Health professionals across the country are seeing spikes in the numbers of patients suffering from diabetes. This is troublesome for a number of reasons and the health of your eyesight is one of them. In the United States, diabetes is the number one cause of blindness in adults. I’m not saying that everyone with diabetes will eventually go blind but it should be cause of enough to schedule a visit to your eye doctor.
As a sufferer of diabetes, it should be your everyday goal of keeping all of your vision problems minor and see a doctor right away if you notice something becoming more serious. It doesn’t mean your sight will be affected, but diabetes put you at a higher risk.

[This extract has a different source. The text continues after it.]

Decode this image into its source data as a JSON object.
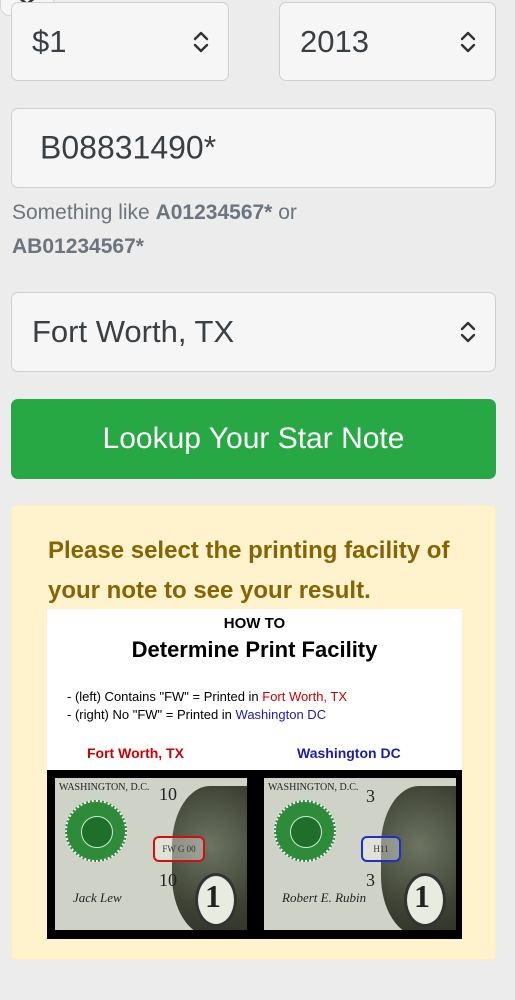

Here are some of the more common complications that affect the eyes due to diabetes than can result in loss of sight:
- Dry eyes – Dry eyes occurs why your tear glands are not able to produce enough tears to properly lubricate your eyes. This condition is always uncomfortable with symptoms of your eyes itching, burning, and simply annoying. Eye specialists recommend sleeping with a humidifier or using artificial tears whenever you feel your eyes becoming too dry. In serious cases, surgery is required.
- Tearing – The opposite of dry eyes are eyes that tear up too much or too easily. Often times it occurs due to being overly sensitive to light, wind, or temperature changes. Most times shielding your eyes with glasses or sunglasses can fix the problem. Tearing can also be a sign of something more serious such as an eye infection or blocked tear duct.
- Cataracts – When you suffer from a cataract problem, your eyes get a cloudy almost milky covering over the lens of the eye. Without the full amount of light passing through your eyes, your vision suffers greatly sometimes to the point of total vision loss. These form slowly over time and come with no pain, redness or tearing. Most of the time, cataracts are small enough not to affect your vision but the ones that do can normally removed through surgery.
- Retinal disorders – The thin lining on the back of your eye is called the retina and its function is to collect all of the visual images, passing them then to the brain. A disorder in your retina will stop this transfer of images. Some of these disorders include problems such as age-related macular degeneration, diabetic retinopathy, or retinal detachment. It is critical to your vision health that any of these problems are diagnosed and treated early on.
- Glaucoma – Glaucoma develops in the eye when there is too much fluid pressure from the inside. It is normally caused by watery fluid that flows between the cornea and the lens of the eye becomes blocked. This sometimes serious condition can lead to permanent vision loss and blindness if not treated in time. Since glaucoma has no real early symptoms or pain, schedule an appointment to see an eye doctor for a checkup to be on the safe side. They can recommend treatments like prescription eye drops, oral medications, or surgery.